To define the relationship between pelvic parameters and lumbar spinal disorders including spinal stenosis, spondylolisthesis, and lumbar degenerative kyphosis (LDK).
Although numerous studies have investigated the relationship between various lumbar spinal disorders and spinal parameters previously, none has reported on the relationship with LDK.
The present study analyzed 211 patients (163 females and 48 males) with spinal stenosis (n = 57), degenerative spondylolisthesis (n = 78), spondylolytic spondylolisthesis (n = 34), and LDK (n = 42). Lateral standing radiograph of the whole spine was analyzed with a dedicated software allowing calculation of the following parameters: pelvic incidence (PI), sacral slope (SS), pelvic tilt (PT), lumbar lordosis (LL), thoracic kyphosis (TK), and sagittal vertical axis.
Significant differences in the pelvic parameter were observed between the groups. The mean PI in males (49.6°) was less than that in females (57.3°) (P < 0.05). PI was found to be proportional to SS, PT, and LL (P < 0.001). PT was inversely proportional to TK and LL (P < 0.001). Analysis revealed the values of SS, LL, and TK to be significantly higher and those of PT and the PT/PI ratio to be significantly lower in LDK than in the other groups. Values of PI, SS, and LL, but not PT, were significantly higher in subjects of LDK with Takemitsu type 1 than in those with type 2. PI was shown to possess statistically significant correlation to SS, PT, LL, and PT/PI ratio but not to TK or sagittal vertical axis.
PI has a direct influence on the variable lumbar curvature in LDK. PI and SS may be complementary factors in determining the subtype of LDK, as PT appears to be relatively constant between the different subtypes of LDK.

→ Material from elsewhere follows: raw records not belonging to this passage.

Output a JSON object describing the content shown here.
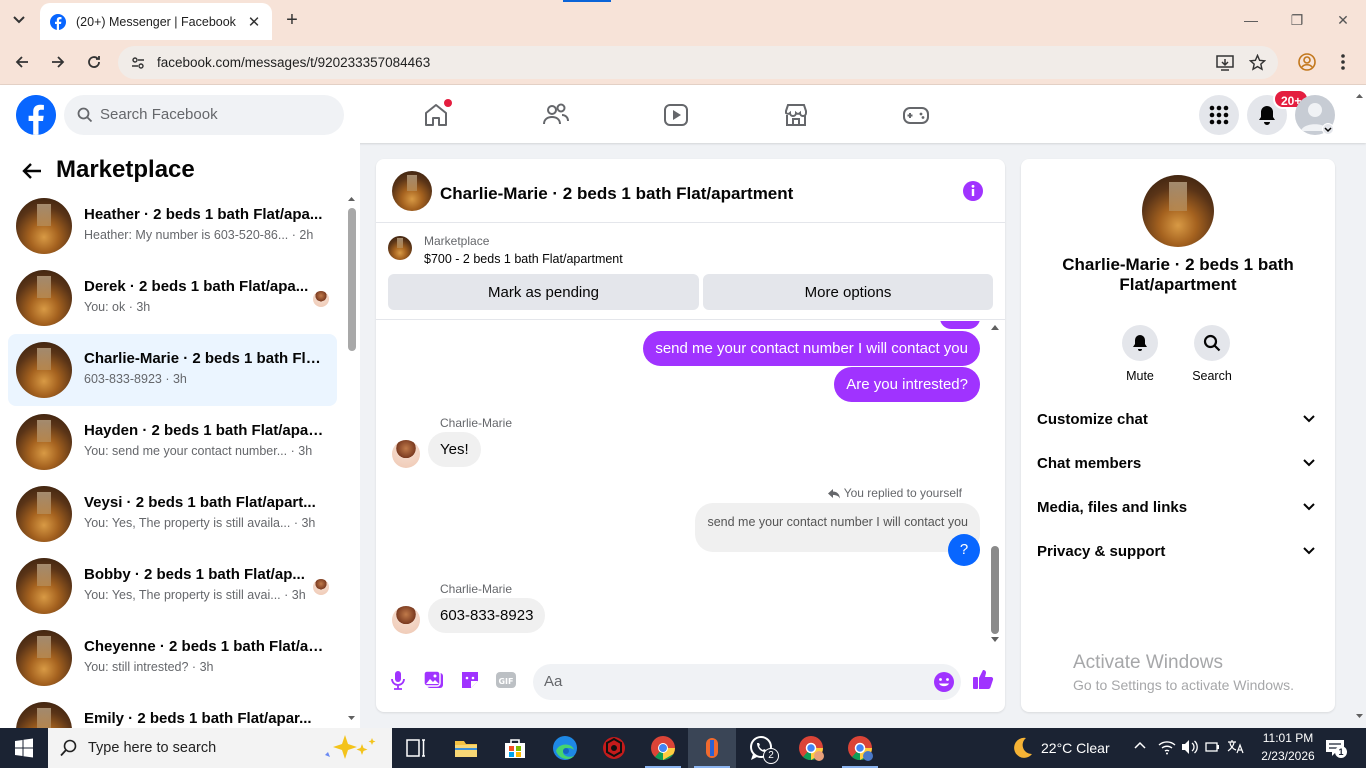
{
  "browser": {
    "tab_title": "(20+) Messenger | Facebook",
    "url": "facebook.com/messages/t/920233357084463"
  },
  "fb": {
    "search_placeholder": "Search Facebook",
    "notifications_badge": "20+"
  },
  "left": {
    "title": "Marketplace",
    "conversations": [
      {
        "name": "Heather · 2 beds 1 bath Flat/apa...",
        "preview": "Heather: My number is 603-520-86... · 2h"
      },
      {
        "name": "Derek · 2 beds 1 bath Flat/apa...",
        "preview": "You: ok · 3h"
      },
      {
        "name": "Charlie-Marie · 2 beds 1 bath Fla...",
        "preview": "603-833-8923 · 3h"
      },
      {
        "name": "Hayden · 2 beds 1 bath Flat/apar...",
        "preview": "You: send me your contact number... · 3h"
      },
      {
        "name": "Veysi · 2 beds 1 bath Flat/apart...",
        "preview": "You: Yes, The property is still availa... · 3h"
      },
      {
        "name": "Bobby · 2 beds 1 bath Flat/ap...",
        "preview": "You: Yes, The property is still avai... · 3h"
      },
      {
        "name": "Cheyenne · 2 beds 1 bath Flat/ap...",
        "preview": "You: still intrested? · 3h"
      },
      {
        "name": "Emily · 2 beds 1 bath Flat/apar...",
        "preview": ""
      }
    ]
  },
  "chat": {
    "title": "Charlie-Marie · 2 beds 1 bath Flat/apartment",
    "marketplace_label": "Marketplace",
    "listing": "$700 - 2 beds 1 bath Flat/apartment",
    "mark_pending": "Mark as pending",
    "more_options": "More options",
    "messages": {
      "out1": "send me your contact number I will contact you",
      "out2": "Are you intrested?",
      "sender1": "Charlie-Marie",
      "in1": "Yes!",
      "replied": "You replied to yourself",
      "quoted": "send me your contact number I will contact you",
      "out3": "?",
      "sender2": "Charlie-Marie",
      "in2": "603-833-8923"
    },
    "composer_placeholder": "Aa"
  },
  "right": {
    "name": "Charlie-Marie · 2 beds 1 bath Flat/apartment",
    "mute": "Mute",
    "search": "Search",
    "sections": [
      "Customize chat",
      "Chat members",
      "Media, files and links",
      "Privacy & support"
    ]
  },
  "watermark": {
    "line1": "Activate Windows",
    "line2": "Go to Settings to activate Windows."
  },
  "taskbar": {
    "search_placeholder": "Type here to search",
    "weather": "22°C  Clear",
    "time": "11:01 PM",
    "date": "2/23/2026",
    "whatsapp_badge": "2",
    "notif_count": "1"
  },
  "colors": {
    "accent": "#a033ff",
    "fb_blue": "#0866ff",
    "badge_red": "#e41e3f"
  }
}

Analysis of spinopelvic parameters in lumbar degenerative kyphosis revealed sacral slope, lumbar lordosis, and thoracic kyphosis to be lower and pelvic tilt to be higher compared with the other groups. Pelvic incidence and lumbar lordosis were higher, but pelvic tilt was not, in Takemitsu type 1 lumbar degenerative kyphosis when compared with type 2.

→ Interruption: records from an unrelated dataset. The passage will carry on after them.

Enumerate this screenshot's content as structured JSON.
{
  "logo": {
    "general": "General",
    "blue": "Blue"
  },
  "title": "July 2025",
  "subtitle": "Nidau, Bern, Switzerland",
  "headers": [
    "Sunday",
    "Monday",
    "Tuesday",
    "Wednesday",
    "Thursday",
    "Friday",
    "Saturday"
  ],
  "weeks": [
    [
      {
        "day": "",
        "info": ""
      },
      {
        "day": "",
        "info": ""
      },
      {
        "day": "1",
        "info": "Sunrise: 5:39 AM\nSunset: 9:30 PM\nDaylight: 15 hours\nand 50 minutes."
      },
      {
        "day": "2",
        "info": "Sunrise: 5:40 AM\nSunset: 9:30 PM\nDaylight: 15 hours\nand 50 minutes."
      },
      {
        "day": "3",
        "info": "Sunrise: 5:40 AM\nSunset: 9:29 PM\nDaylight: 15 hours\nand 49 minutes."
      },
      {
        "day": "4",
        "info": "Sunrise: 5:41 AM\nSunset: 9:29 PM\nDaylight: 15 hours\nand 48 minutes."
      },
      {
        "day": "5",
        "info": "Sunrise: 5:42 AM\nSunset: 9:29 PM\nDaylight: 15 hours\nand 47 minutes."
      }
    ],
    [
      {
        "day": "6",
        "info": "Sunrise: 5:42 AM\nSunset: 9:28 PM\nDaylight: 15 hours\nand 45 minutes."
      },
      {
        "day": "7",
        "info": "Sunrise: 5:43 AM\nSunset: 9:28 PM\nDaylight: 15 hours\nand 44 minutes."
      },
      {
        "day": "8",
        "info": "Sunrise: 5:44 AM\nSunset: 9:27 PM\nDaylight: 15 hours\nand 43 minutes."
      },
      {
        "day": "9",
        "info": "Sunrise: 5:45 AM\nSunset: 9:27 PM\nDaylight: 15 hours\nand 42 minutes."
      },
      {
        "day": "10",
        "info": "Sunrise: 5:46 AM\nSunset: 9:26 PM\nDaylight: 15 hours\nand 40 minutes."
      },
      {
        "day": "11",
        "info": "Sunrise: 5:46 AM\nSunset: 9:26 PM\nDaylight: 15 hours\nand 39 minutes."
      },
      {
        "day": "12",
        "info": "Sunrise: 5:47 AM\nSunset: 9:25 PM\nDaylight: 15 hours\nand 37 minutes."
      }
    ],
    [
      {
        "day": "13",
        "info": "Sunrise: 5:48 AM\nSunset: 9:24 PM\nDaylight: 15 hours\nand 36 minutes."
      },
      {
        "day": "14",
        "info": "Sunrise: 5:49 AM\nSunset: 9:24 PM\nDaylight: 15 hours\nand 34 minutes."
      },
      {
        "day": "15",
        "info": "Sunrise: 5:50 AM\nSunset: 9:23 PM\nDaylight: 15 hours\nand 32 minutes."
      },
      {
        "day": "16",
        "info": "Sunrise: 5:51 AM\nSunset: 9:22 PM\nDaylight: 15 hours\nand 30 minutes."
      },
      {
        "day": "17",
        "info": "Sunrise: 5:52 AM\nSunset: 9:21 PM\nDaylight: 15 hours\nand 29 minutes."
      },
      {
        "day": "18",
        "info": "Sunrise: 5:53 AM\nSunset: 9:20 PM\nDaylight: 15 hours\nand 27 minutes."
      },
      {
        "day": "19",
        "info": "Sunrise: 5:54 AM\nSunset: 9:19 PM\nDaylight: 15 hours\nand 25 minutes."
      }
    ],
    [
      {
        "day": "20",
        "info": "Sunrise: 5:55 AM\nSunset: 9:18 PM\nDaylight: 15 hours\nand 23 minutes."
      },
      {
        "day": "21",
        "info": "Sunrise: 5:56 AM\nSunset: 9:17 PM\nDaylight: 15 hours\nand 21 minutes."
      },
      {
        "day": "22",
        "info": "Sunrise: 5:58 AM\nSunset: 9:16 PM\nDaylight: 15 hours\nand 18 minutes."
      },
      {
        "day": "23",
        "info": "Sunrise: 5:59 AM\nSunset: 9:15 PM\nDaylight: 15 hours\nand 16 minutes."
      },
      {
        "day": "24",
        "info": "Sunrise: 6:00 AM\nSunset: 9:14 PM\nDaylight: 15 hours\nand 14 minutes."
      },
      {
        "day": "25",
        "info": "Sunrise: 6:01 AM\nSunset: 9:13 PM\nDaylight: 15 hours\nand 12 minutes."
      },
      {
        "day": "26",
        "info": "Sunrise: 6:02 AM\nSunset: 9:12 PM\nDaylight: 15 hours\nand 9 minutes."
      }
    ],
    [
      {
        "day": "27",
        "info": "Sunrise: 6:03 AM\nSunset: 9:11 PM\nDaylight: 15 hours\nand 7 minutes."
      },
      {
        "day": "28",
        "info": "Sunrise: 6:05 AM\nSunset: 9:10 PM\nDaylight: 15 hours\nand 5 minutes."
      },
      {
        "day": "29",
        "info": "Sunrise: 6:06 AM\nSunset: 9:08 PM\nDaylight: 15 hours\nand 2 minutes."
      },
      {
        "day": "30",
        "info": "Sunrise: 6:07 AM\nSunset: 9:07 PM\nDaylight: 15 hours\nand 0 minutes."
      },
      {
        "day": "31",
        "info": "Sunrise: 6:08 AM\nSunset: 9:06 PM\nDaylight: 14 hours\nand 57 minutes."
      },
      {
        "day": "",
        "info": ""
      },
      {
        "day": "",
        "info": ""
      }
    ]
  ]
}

From the Department of Orthopaedic Surgery, School of Medicine, Kyung Hee University, Seoul, Korea.
Acknowledgment date: February 3, 2010. Revision date: April 20, 2010. Acceptance date: April 26, 2010.
The manuscript submitted does not contain information about medical device(s)/drug(s).

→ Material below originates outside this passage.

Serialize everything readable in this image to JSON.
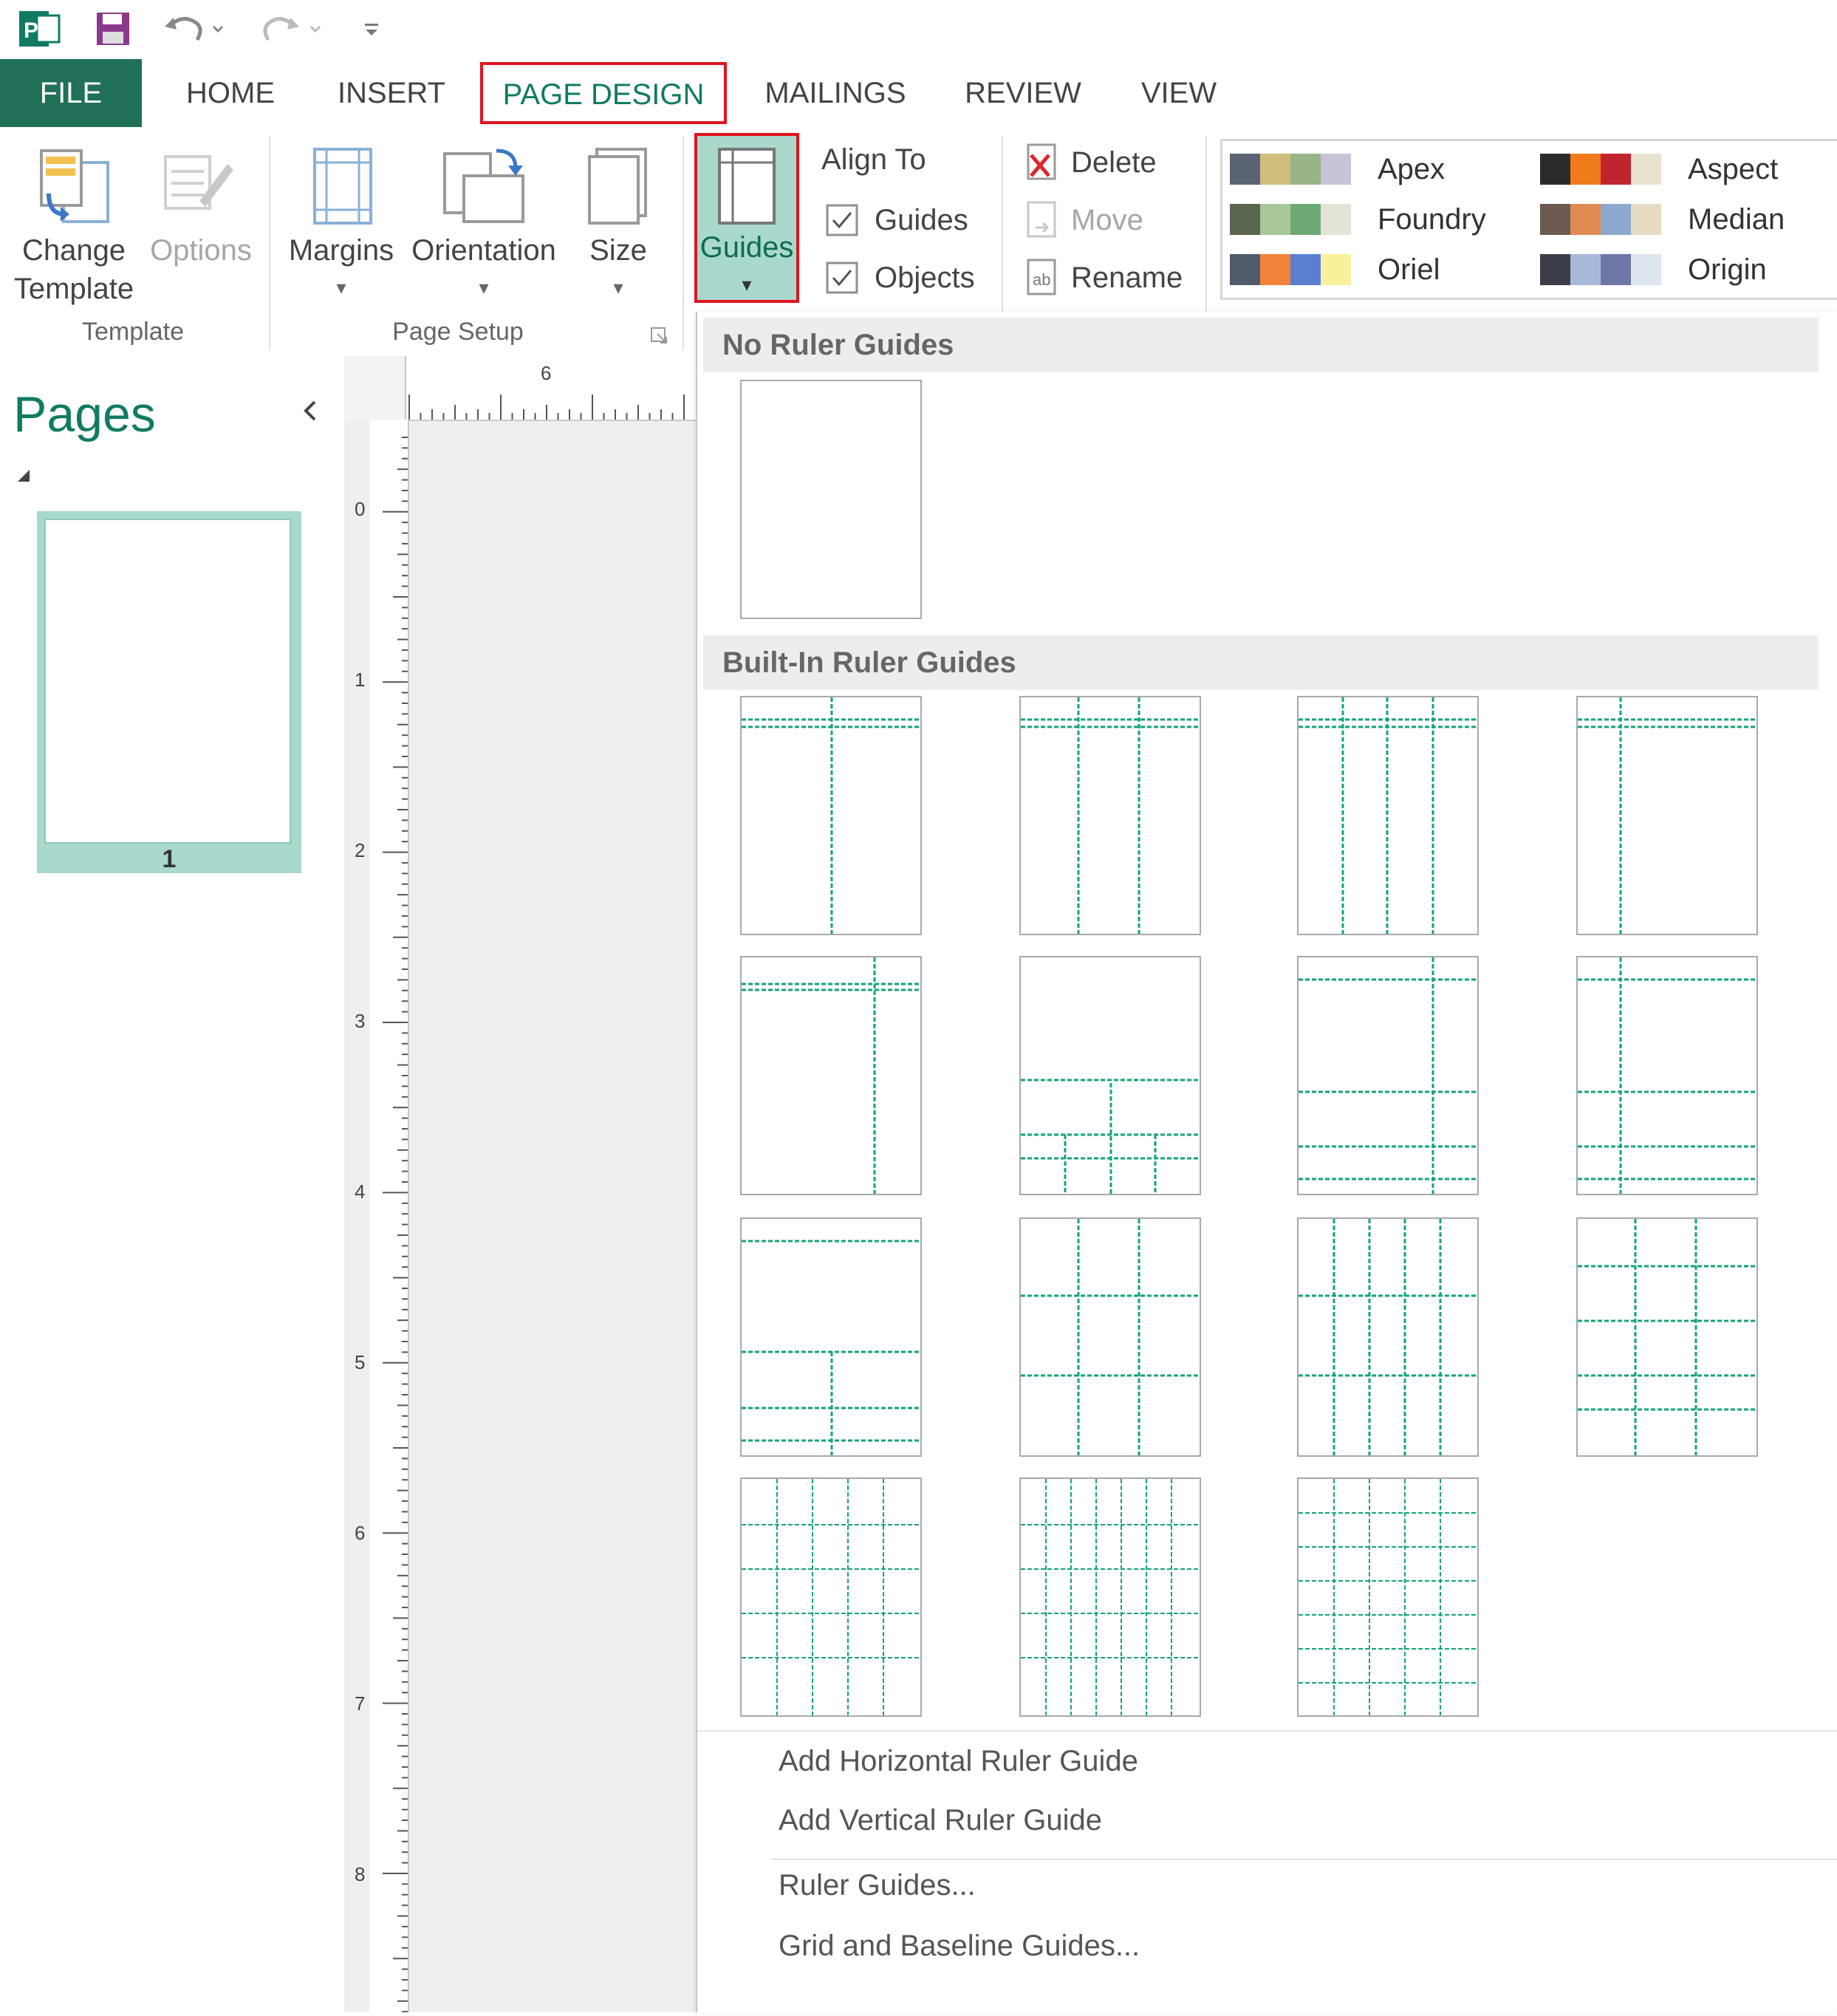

No funds were received in support of this work. No benefits in any form have been or will be received from a commercial party related directly or indirectly to the subject of this manuscript.
Address correspondence and reprint requests to Jung-Hee Lee, MD, Department of Orthopaedic Surgery, Kyung Hee University, 1 Hoegi-dong, Dongdaemun-gu, Seoul 130–702, Korea; E-mail: email@example.com